Then, on the other hand, for all that Yates just plain gives up (and he is joined by Alexandre Desplat, whose score for this film - his second in the series - is one of the most top-to-bottom impersonal things he's done in ages, with its best moment a choice restatement of John William's now ten-year-old "Hedwig's Theme" in the scene that Harry returns to Hogwarts), there's quite a lot that's just as good or better as it should be: Eduardo Serra's glacial cinematography, picking right up where he left off with the wintry Deathly Hallows 1, is gorgeous, haunting, and bleak, and not remotely the kind of thing you expect to see in a major tentpole movie; Stuart Craig's small handful of new designs (especially the inside of the goblin bank) are as rich and imaginative as ever. The cast in this film is, I would consider arguing, the best across the board ever: all three of the main leads are firing on all cylinders, for a change, and there is not a single member of the hugely over-loaded ensemble giving less than they need to, though some, like Jim Broadbent and Miriam Margolyes, don't really have to do much besides appear onscreen. But familiar faces like Julie Walters and Michael Gambon and David Thewlis treat their cameos with all due sincerity, new additions Kelly Macdonald and Ciarán Hinds slide into the cast smoothly, Maggie Smith steals the best moment she's had since the first or maybe second film in a little triumphant giggle at the end of a tense confrontation scene, and two members of the cast do their best work in the series ever: Helena Bonham Carter, largely wasted in the last couple of films, has a magnificent small scene playing Emma Watson doing nervous Bonham Carter impersonation - it makes sense in context - that redeems all the times she's just stood there and looked angry, while Alan Rickman, always one of the best figures onscreen in any of these films, is absolutely damn incredible in his very last scene, the one where we learn all the facts in the case of his icy pseudo-villain Severus Snape.
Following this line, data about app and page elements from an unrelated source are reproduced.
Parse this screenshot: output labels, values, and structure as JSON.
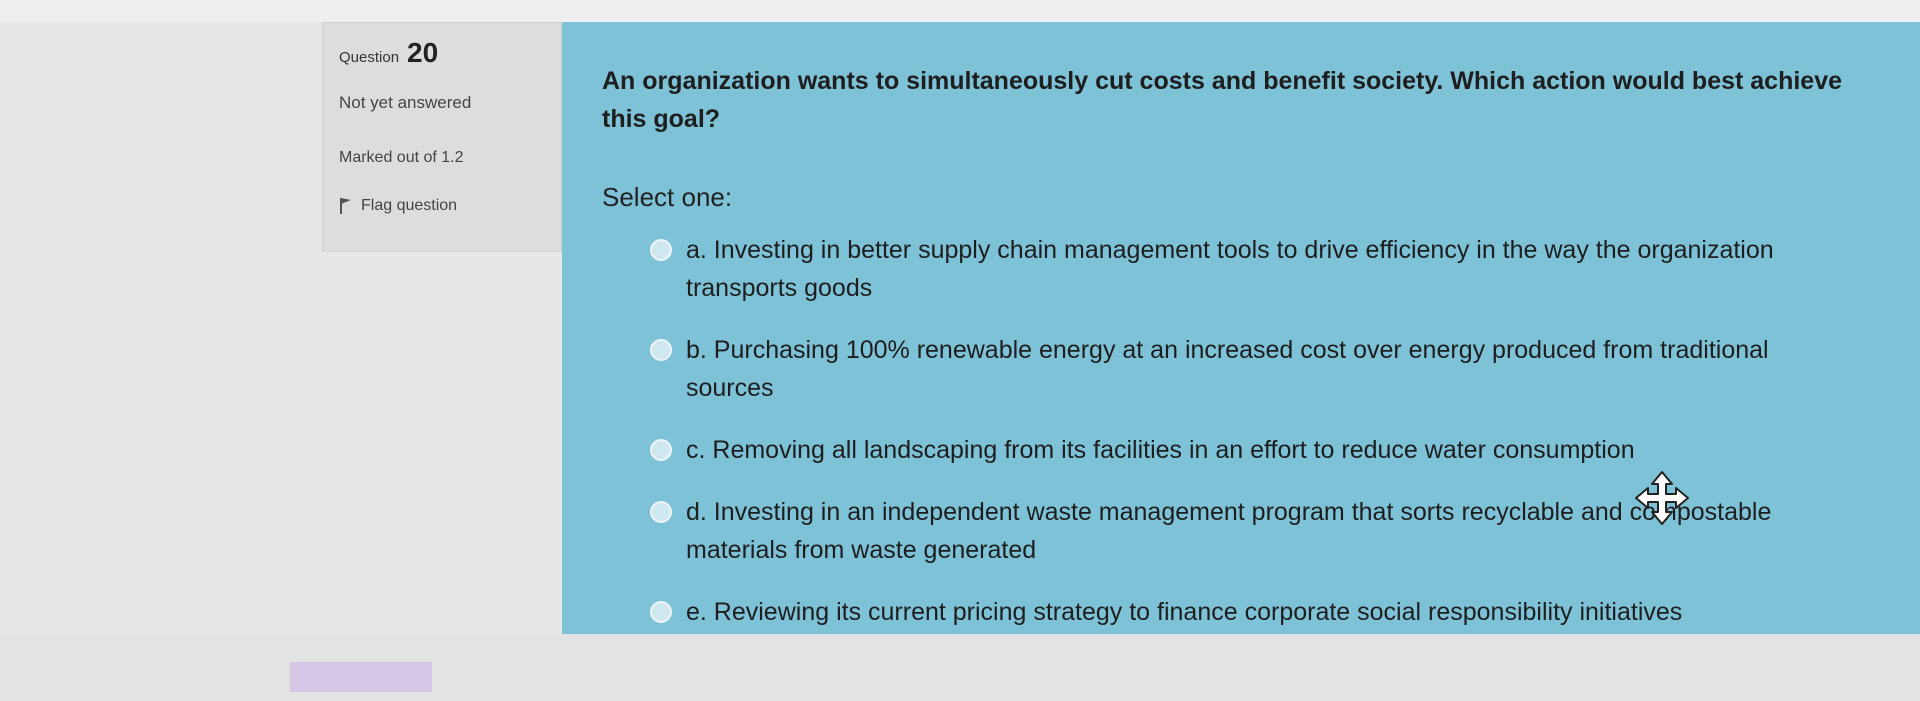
{
  "info": {
    "question_label": "Question",
    "question_number": "20",
    "state": "Not yet answered",
    "grade": "Marked out of 1.2",
    "flag_label": "Flag question"
  },
  "question": {
    "text": "An organization wants to simultaneously cut costs and benefit society. Which action would best achieve this goal?",
    "prompt": "Select one:",
    "answers": [
      {
        "text": "a. Investing in better supply chain management tools to drive efficiency in the way the organization transports goods"
      },
      {
        "text": "b. Purchasing 100% renewable energy at an increased cost over energy produced from traditional sources"
      },
      {
        "text": "c. Removing all landscaping from its facilities in an effort to reduce water consumption"
      },
      {
        "text": "d. Investing in an independent waste management program that sorts recyclable and compostable materials from waste generated"
      },
      {
        "text": "e. Reviewing its current pricing strategy to finance corporate social responsibility initiatives"
      }
    ]
  },
  "icons": {
    "flag": "flag-icon",
    "radio": "radio-icon",
    "cursor": "move-cursor-icon"
  },
  "colors": {
    "content_bg": "#7ec2d8",
    "info_bg": "#dcdedd",
    "button_purple": "#d6c7e6"
  }
}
The story is... well, it's the story. It can't help but feel a bit of an anticlimax, partially because most of the audience already knows exactly what happens, and partially because the movies hew too closely to J.K. Rowling's over-praised pastiches & fantasy boilerplate, including all of the drippy misjudgments that plague the last 150 pages of her last novel; the movie faithfully recreates the book's atrocious epilogue, thankfully shortening it but also using some of the most blisteringly terrible "age makeup" effects conceivable: poor Radcliffe looks like he's going in a plastic mask of himself for Halloween, while Emma Watson has... straighter hair?

But yes, the story plays out, and out, and out, and though this is the shortest of all Potter films at 130 minutes, it would have been better, I still insist, to have combined both Deathly Hallows pictures into one indulgent 3-hour epic, and spared them both from the draggy portions that make them each seem longer than they are, especially since even the inflated lenght doesn't make Part 2 any less incoherent than the frequently rattletrap abridgment found in the first six movies. That said, the new film is a good deal fleeter than the last one, and Yates or writer Steven Kloves or somebody manages anyway to keep the action shifting from moment to moment with some degree of energy and momentum; and there are just enough patches of gallows humor and fist-pump moments to keep the whole thing from being too damn dark for its own good.

Not the be-all and end-all of its series, nor of summer blockbusters, but the source material was never going to let that happen. Think of it instead as the lingering farewell to a fun ride, the last chance we'll get to visit these characters as embodied by these actors, a bit too serious for its own good, but then again, it is a good-bye. I suspect that cinema will recover just fine from the end of the Harry Potter franchise, but for right this moment, it's worth nodding one's head in acknowledgment that the films' blend of humor and darkness and whimsy and seriousness is a welcome respite from the empty-headed jangling of so many popcorn movies. The end-of-an-era sentiment overhanging it all is overstated, but 20-hour epics like this are rare, all the more so when they're mostly pretty good.